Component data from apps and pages
※

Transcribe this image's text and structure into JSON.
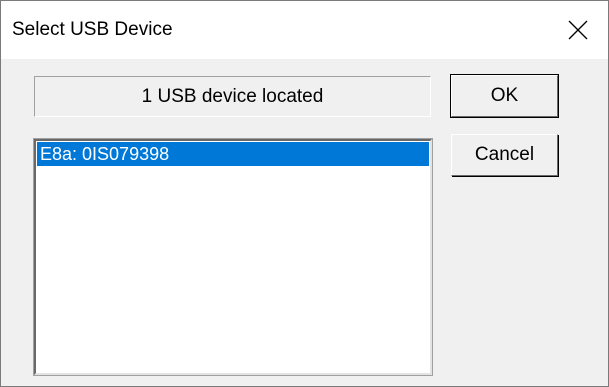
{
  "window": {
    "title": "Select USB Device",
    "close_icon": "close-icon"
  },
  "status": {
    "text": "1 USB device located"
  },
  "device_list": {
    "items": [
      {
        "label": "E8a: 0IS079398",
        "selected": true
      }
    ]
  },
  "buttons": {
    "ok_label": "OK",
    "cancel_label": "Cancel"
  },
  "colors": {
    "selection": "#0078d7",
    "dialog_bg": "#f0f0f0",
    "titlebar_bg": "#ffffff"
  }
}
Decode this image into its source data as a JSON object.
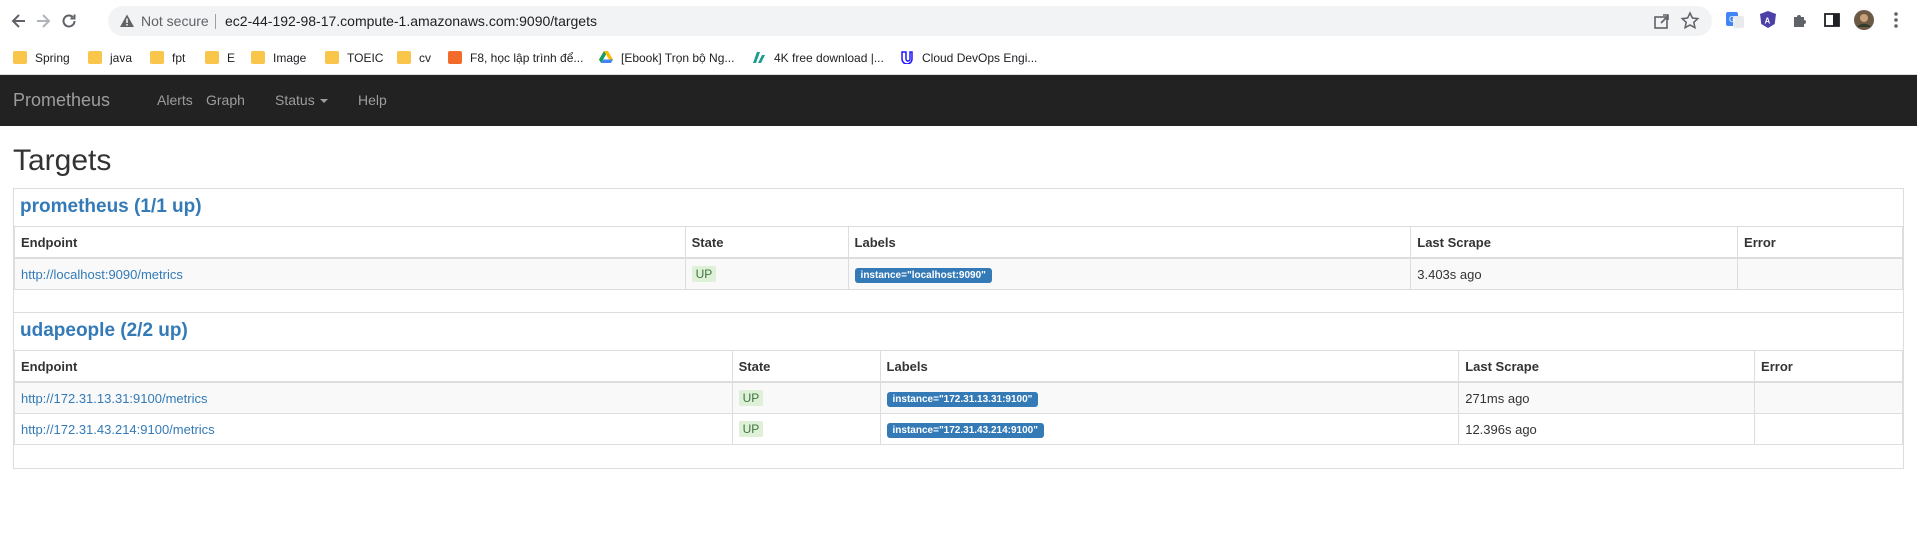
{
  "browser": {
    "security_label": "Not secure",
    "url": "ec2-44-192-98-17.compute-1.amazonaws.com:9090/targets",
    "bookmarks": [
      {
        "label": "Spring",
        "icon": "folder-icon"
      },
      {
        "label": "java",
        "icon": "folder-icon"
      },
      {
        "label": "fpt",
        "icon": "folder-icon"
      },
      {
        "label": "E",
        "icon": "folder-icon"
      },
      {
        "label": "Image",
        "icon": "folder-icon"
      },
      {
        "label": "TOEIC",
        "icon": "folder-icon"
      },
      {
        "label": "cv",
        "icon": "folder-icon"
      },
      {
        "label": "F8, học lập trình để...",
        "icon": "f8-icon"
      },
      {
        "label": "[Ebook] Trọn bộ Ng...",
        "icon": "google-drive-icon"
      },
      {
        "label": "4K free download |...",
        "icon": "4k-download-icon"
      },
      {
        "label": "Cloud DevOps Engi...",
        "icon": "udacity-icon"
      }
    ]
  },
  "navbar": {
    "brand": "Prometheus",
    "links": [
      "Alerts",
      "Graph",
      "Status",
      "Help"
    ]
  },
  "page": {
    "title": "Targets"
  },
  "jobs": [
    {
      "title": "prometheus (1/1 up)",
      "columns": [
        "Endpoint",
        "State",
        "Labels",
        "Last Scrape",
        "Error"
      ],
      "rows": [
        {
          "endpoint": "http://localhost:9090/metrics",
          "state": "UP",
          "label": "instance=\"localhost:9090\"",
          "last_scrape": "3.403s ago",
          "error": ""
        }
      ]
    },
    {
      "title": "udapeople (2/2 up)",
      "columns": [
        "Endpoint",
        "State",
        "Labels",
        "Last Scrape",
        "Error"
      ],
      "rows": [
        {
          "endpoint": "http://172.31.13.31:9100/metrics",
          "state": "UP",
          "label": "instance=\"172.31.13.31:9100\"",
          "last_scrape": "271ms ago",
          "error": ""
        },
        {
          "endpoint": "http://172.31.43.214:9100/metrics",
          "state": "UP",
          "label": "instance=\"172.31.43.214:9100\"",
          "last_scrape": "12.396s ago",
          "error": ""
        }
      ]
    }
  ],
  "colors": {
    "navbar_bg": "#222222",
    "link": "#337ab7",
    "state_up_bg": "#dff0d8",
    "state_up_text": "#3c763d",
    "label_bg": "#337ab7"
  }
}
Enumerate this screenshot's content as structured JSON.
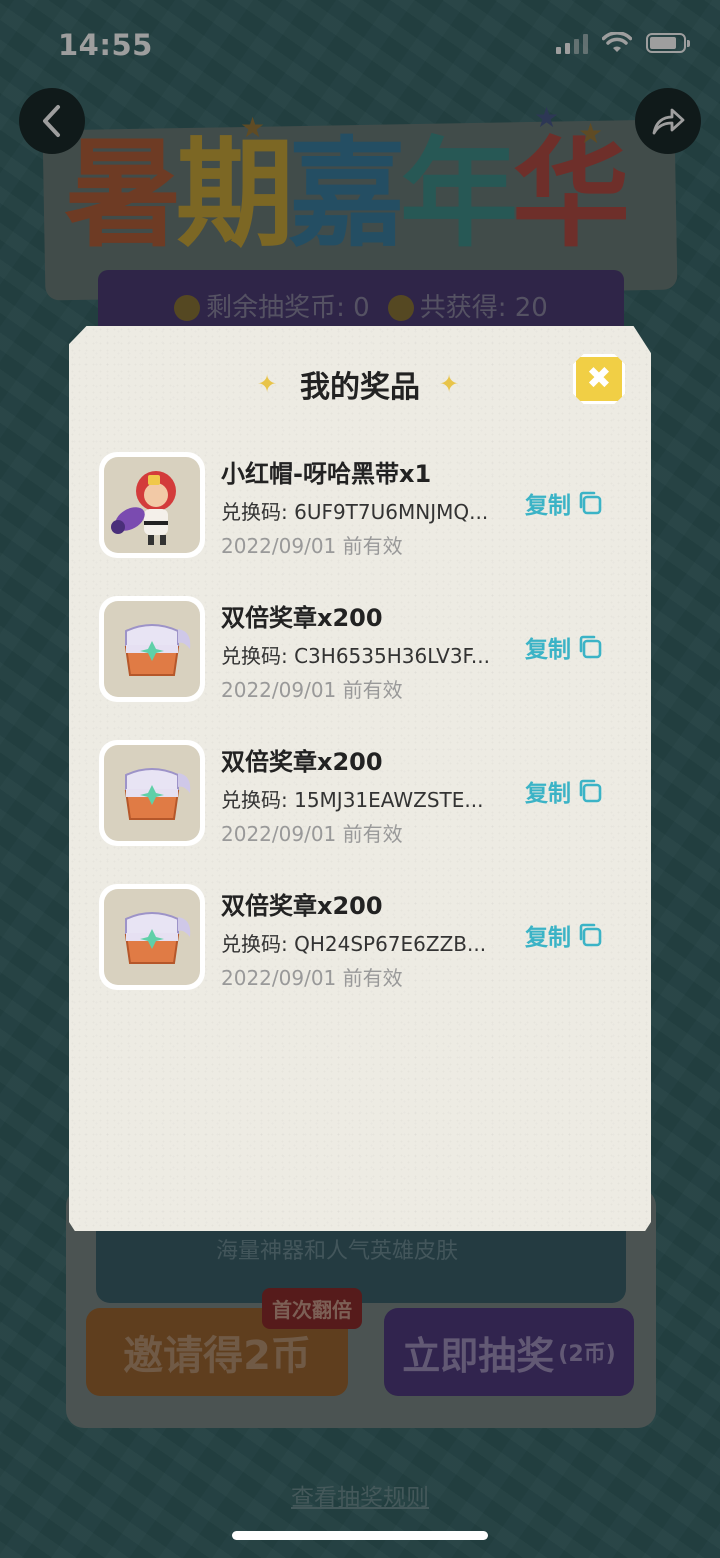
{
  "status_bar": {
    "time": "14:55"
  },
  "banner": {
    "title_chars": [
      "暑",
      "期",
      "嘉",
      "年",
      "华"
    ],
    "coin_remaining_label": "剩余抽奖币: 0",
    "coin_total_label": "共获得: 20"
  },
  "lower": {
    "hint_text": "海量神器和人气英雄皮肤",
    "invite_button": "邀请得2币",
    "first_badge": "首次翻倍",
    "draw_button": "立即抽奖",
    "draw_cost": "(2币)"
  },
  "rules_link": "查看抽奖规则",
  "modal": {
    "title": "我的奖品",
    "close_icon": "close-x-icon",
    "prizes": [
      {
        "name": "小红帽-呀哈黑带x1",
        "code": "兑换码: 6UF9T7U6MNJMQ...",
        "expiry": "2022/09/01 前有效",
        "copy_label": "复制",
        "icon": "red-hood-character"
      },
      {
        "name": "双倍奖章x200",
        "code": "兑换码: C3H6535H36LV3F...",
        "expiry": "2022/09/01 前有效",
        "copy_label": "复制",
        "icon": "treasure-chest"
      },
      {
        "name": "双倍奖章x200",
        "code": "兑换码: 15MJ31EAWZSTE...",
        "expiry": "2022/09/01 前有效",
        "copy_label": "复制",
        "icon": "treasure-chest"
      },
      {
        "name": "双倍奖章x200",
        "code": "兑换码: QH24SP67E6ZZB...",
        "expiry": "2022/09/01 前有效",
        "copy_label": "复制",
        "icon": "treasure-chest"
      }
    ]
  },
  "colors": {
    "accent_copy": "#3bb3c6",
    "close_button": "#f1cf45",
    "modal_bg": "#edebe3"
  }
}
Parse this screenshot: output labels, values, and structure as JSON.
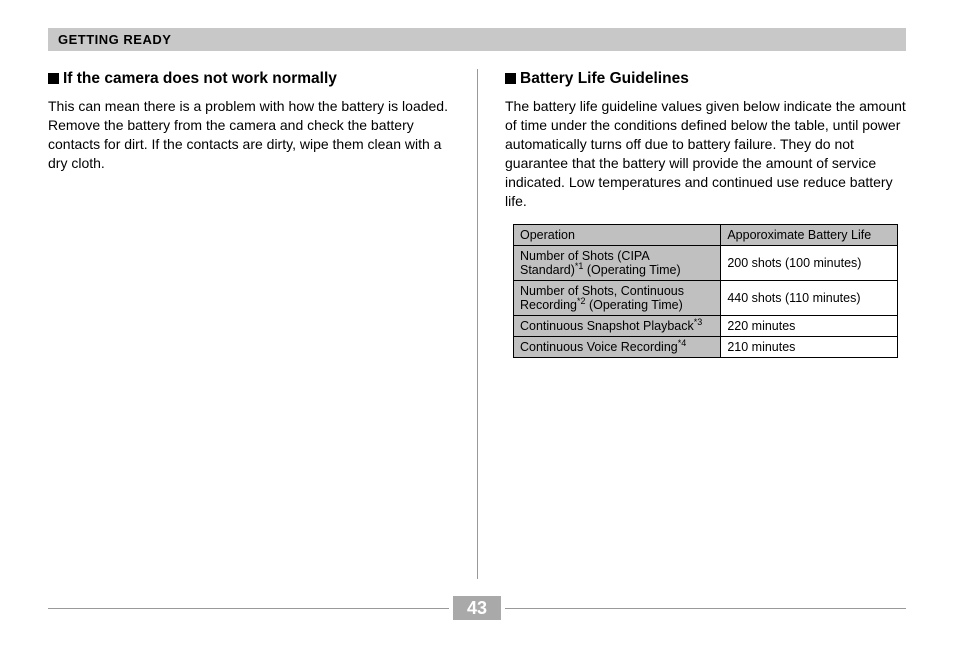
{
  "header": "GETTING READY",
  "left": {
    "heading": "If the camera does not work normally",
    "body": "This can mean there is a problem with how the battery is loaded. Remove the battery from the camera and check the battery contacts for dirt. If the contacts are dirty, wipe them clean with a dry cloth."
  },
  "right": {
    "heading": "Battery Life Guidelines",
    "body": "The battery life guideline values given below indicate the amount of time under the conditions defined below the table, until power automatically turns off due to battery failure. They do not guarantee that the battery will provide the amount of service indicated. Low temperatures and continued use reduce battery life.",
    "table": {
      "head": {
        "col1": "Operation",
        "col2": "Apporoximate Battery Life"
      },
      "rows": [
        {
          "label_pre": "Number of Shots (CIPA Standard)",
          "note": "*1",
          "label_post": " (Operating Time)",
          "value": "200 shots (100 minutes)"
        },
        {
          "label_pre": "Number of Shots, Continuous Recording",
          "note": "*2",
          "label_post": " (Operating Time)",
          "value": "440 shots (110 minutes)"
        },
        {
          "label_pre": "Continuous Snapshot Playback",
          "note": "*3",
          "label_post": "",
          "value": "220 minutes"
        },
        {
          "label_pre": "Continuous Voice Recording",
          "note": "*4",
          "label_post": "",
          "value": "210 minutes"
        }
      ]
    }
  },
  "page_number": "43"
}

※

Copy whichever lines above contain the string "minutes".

• Written solution
          "value": "200 shots (100 minutes)"
          "value": "440 shots (110 minutes)"
          "value": "220 minutes"
          "value": "210 minutes"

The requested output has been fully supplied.